++++ PROVIDED RECORDS

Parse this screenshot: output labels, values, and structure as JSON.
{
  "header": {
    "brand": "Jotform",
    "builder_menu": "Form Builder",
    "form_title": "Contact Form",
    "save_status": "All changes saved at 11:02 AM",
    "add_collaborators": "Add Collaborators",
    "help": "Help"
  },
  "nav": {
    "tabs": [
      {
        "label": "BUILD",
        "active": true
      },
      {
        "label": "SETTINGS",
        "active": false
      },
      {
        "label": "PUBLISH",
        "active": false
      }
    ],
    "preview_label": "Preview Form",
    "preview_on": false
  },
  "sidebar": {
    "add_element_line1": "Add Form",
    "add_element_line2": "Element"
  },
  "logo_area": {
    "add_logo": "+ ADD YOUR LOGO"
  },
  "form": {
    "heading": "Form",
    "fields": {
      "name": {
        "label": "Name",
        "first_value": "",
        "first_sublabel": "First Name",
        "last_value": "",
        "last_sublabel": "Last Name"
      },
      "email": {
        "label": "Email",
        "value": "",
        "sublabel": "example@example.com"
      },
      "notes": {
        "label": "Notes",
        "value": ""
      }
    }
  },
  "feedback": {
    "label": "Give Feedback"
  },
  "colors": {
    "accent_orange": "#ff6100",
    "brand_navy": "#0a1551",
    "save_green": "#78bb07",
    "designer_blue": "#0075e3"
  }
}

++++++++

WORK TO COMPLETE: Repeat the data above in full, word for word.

WRITTEN ANSWER:
Parse this screenshot: output labels, values, and structure as JSON.
{
  "header": {
    "brand": "Jotform",
    "builder_menu": "Form Builder",
    "form_title": "Contact Form",
    "save_status": "All changes saved at 11:02 AM",
    "add_collaborators": "Add Collaborators",
    "help": "Help"
  },
  "nav": {
    "tabs": [
      {
        "label": "BUILD",
        "active": true
      },
      {
        "label": "SETTINGS",
        "active": false
      },
      {
        "label": "PUBLISH",
        "active": false
      }
    ],
    "preview_label": "Preview Form",
    "preview_on": false
  },
  "sidebar": {
    "add_element_line1": "Add Form",
    "add_element_line2": "Element"
  },
  "logo_area": {
    "add_logo": "+ ADD YOUR LOGO"
  },
  "form": {
    "heading": "Form",
    "fields": {
      "name": {
        "label": "Name",
        "first_value": "",
        "first_sublabel": "First Name",
        "last_value": "",
        "last_sublabel": "Last Name"
      },
      "email": {
        "label": "Email",
        "value": "",
        "sublabel": "example@example.com"
      },
      "notes": {
        "label": "Notes",
        "value": ""
      }
    }
  },
  "feedback": {
    "label": "Give Feedback"
  },
  "colors": {
    "accent_orange": "#ff6100",
    "brand_navy": "#0a1551",
    "save_green": "#78bb07",
    "designer_blue": "#0075e3"
  }
}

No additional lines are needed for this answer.